Change is permeating throughout the manufacturing industry at a breakneck speed. In the wake of this disruption, it’s no longer about just getting by and keeping your head above the water. Manufacturers that survive and thrive are those that are the fastest, fittest, most agile and most flexible.
It’s those that can recognize the subtle shifts in the direction the market is moving and make the necessary changes to their operations in order to align with these changes. The following are some of the key trends that will define manufacturing between 2018 and 2020.
1. Improvements in Manufacturing Software Usability
For too long, developers of manufacturing software have focused on functionality. While this is after all the core purpose of the software, there’s a growing realization among developers that just because the application works as required does not mean it’s usable.
There’s increasing focus on user interface design in recognition that the end user experience plays a part in determining what software a manufacturer will eventually settle for. A bland, difficult-to-navigate interface will no longer be the norm.
2. Demand for Data Analysts
As the world moves into the Internet of Things where billions of smart devices at home and in the workplace can capture, share and relay information, the volume of data that manufacturers depend on to make key decisions will only continue to grow. Such vast data can no longer be extracted, analyzed and interpreted using simple tools and techniques.
Manufacturers are thus looking at hiring data scientists who have a working knowledge of the manufacturing industry. Businesses that can quickly break down and understand the data from factory equipment and end products will have an edge.
3. Rise in Robotics
Robots aren’t really new in the manufacturing industry. They’ve been in use in various industries for decades now. The next few years will however only see them gain greater prominence on factory floors.
An ever higher number of manufacturers will assign a larger share of their manual, repetitive tasks to robots and focus production and engineering employees on more cognitive, unpredictable roles. Robots will help reduce errors, slash production costs and streamline the manufacturing process.
4. Faster Prototyping
One of the biggest worries every business faces when developing a new product is the possibility of rejection by consumers. After spending time, money and manhours building what looks like an excellent product, it can all go up in smoke if the target market doesn’t recognize its value.

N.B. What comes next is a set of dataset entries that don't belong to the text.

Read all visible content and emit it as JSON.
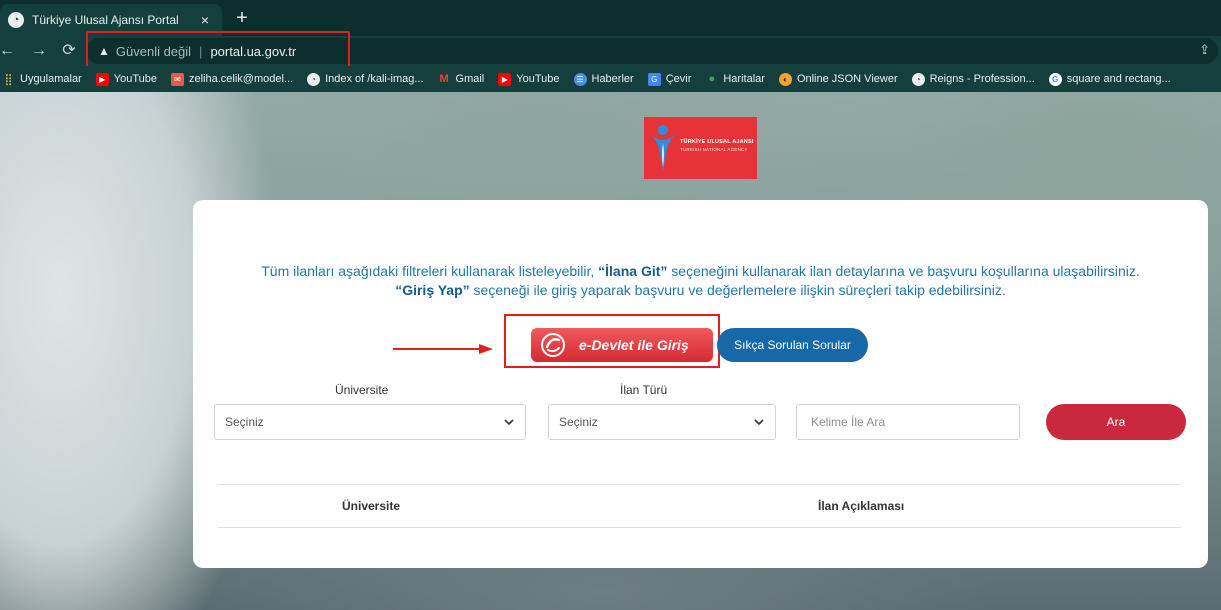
{
  "browser": {
    "tab_title": "Türkiye Ulusal Ajansı Portal",
    "tab_close": "×",
    "new_tab": "+",
    "security_label": "Güvenli değil",
    "url": "portal.ua.gov.tr"
  },
  "bookmarks": [
    {
      "label": "Uygulamalar",
      "icon": "apps-icon"
    },
    {
      "label": "YouTube",
      "icon": "youtube-icon"
    },
    {
      "label": "zeliha.celik@model...",
      "icon": "mail-icon"
    },
    {
      "label": "Index of /kali-imag...",
      "icon": "globe-icon"
    },
    {
      "label": "Gmail",
      "icon": "gmail-icon"
    },
    {
      "label": "YouTube",
      "icon": "youtube-icon"
    },
    {
      "label": "Haberler",
      "icon": "news-icon"
    },
    {
      "label": "Çevir",
      "icon": "translate-icon"
    },
    {
      "label": "Haritalar",
      "icon": "maps-icon"
    },
    {
      "label": "Online JSON Viewer",
      "icon": "json-icon"
    },
    {
      "label": "Reigns - Profession...",
      "icon": "globe-icon"
    },
    {
      "label": "square and rectang...",
      "icon": "google-icon"
    }
  ],
  "logo": {
    "line1": "TÜRKİYE ULUSAL AJANSI",
    "line2": "TURKISH NATIONAL AGENCY"
  },
  "intro": {
    "part1": "Tüm ilanları aşağıdaki filtreleri kullanarak listeleyebilir, ",
    "bold1": "“İlana Git”",
    "part2": " seçeneğini kullanarak ilan detaylarına ve başvuru koşullarına ulaşabilirsiniz.",
    "bold2": "“Giriş Yap”",
    "part3": " seçeneği ile giriş yaparak başvuru ve değerlemelere ilişkin süreçleri takip edebilirsiniz."
  },
  "buttons": {
    "edevlet": "e-Devlet ile Giriş",
    "faq": "Sıkça Sorulan Sorular",
    "search": "Ara"
  },
  "filters": {
    "university_label": "Üniversite",
    "university_value": "Seçiniz",
    "type_label": "İlan Türü",
    "type_value": "Seçiniz",
    "keyword_placeholder": "Kelime İle Ara"
  },
  "table": {
    "columns": [
      "Üniversite",
      "İlan Açıklaması"
    ]
  },
  "colors": {
    "annotation": "#e0201c",
    "brand_red": "#e63238",
    "faq_blue": "#1668a8",
    "search_red": "#c9283d"
  }
}
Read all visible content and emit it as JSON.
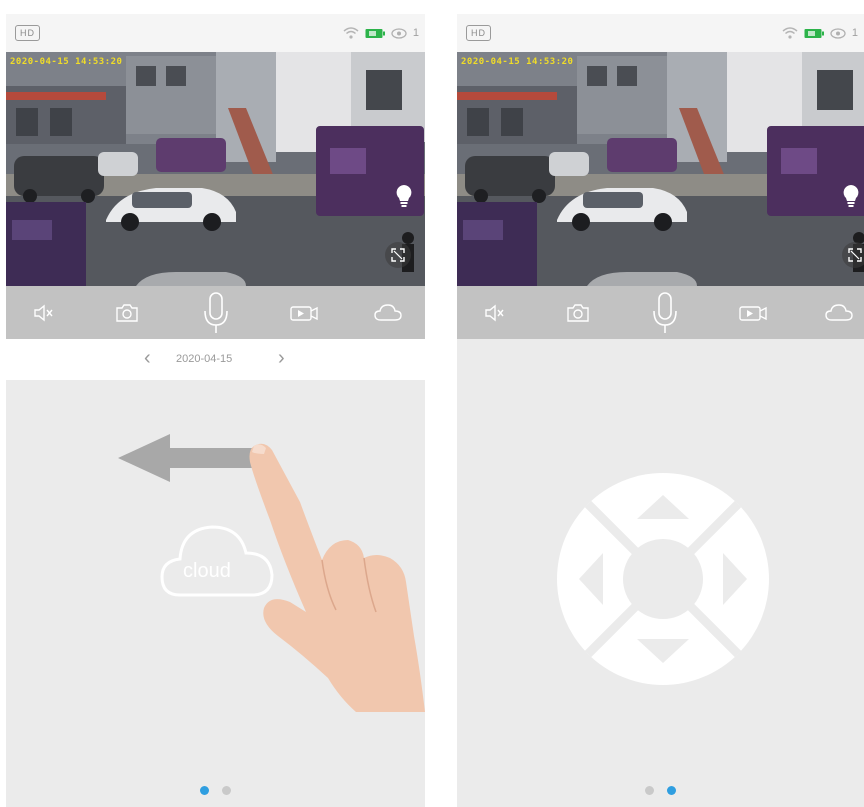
{
  "colors": {
    "accent": "#2f9ee0",
    "battery": "#2cb34a",
    "timestamp": "#f0dc28",
    "control_bar": "#c2c2c2",
    "page_bg": "#ebebeb"
  },
  "screens": [
    {
      "status": {
        "quality_badge": "HD",
        "viewer_count": "1",
        "icons": [
          "wifi-icon",
          "battery-icon",
          "eye-icon"
        ]
      },
      "video": {
        "timestamp": "2020-04-15 14:53:20"
      },
      "controls": [
        "mute-icon",
        "camera-icon",
        "microphone-icon",
        "record-video-icon",
        "cloud-icon"
      ],
      "date_nav": {
        "date": "2020-04-15",
        "prev_icon": "chevron-left-icon",
        "next_icon": "chevron-right-icon"
      },
      "content": {
        "cloud_label": "cloud",
        "gesture": "swipe-left"
      },
      "pager": {
        "count": 2,
        "active": 0
      }
    },
    {
      "status": {
        "quality_badge": "HD",
        "viewer_count": "1",
        "icons": [
          "wifi-icon",
          "battery-icon",
          "eye-icon"
        ]
      },
      "video": {
        "timestamp": "2020-04-15 14:53:20"
      },
      "controls": [
        "mute-icon",
        "camera-icon",
        "microphone-icon",
        "record-video-icon",
        "cloud-icon"
      ],
      "content": {
        "widget": "ptz-direction-pad"
      },
      "pager": {
        "count": 2,
        "active": 1
      }
    }
  ]
}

Prototyping has always been a great way to get a real feel of the market before going full throttle into production. Expect 3D printing, cnc machine programming and other technologies to revolutionize how fast manufacturers build prototypes.
5. Smart Factories
Smart factories will win more converts in the coming years driven by the need to improve process and product quality while raising compliance with relevant laws and regulations.
The average factory comprises multiple moving parts and intertwined processes. The failure of a single process can have a debilitating impact on the bottom line. Smart factories leverage data to ensure better efficiency and risk management while reducing downtime.
6. Focus on Global Supply Chain Risk
Gone are the days when manufacturing was a one-facility operation. In that era, all the raw materials for the product would be shipped to one location. All processes took place under one roof. Manufacturing is a lot more complicated nowadays with dependencies that span continents.
Not only are many raw materials sourced from a different country but some components of the final product are made elsewhere. A good example is automobile manufacturing. Businesses will do more to mitigate global supply chain risk by creating robust fallback plans in the event of disruption due to wars, political tensions, labor disputes, trade disputes and natural disasters.
7. Direct-to-Consumer Sales
Traditionally, most manufacturers had little to no direct interaction with the consumers of their products. That has been changing and will continue to do so. A key driver of this trend has been the internet and especially social media.
Think about any major manufacturer in the world and you’ll find they have an active social media page with thousands or millions of followers. They now communicate with customers directly and can quickly respond to emerging problems. The next natural step from this interaction will be even higher direct-to-consumer sales.
The top trends driving manufacturing are only going to accelerate through 2020 as customers, shareholders, business leaders and suppliers force greater scale, speed and agility into all aspects of the product’s lifecycle.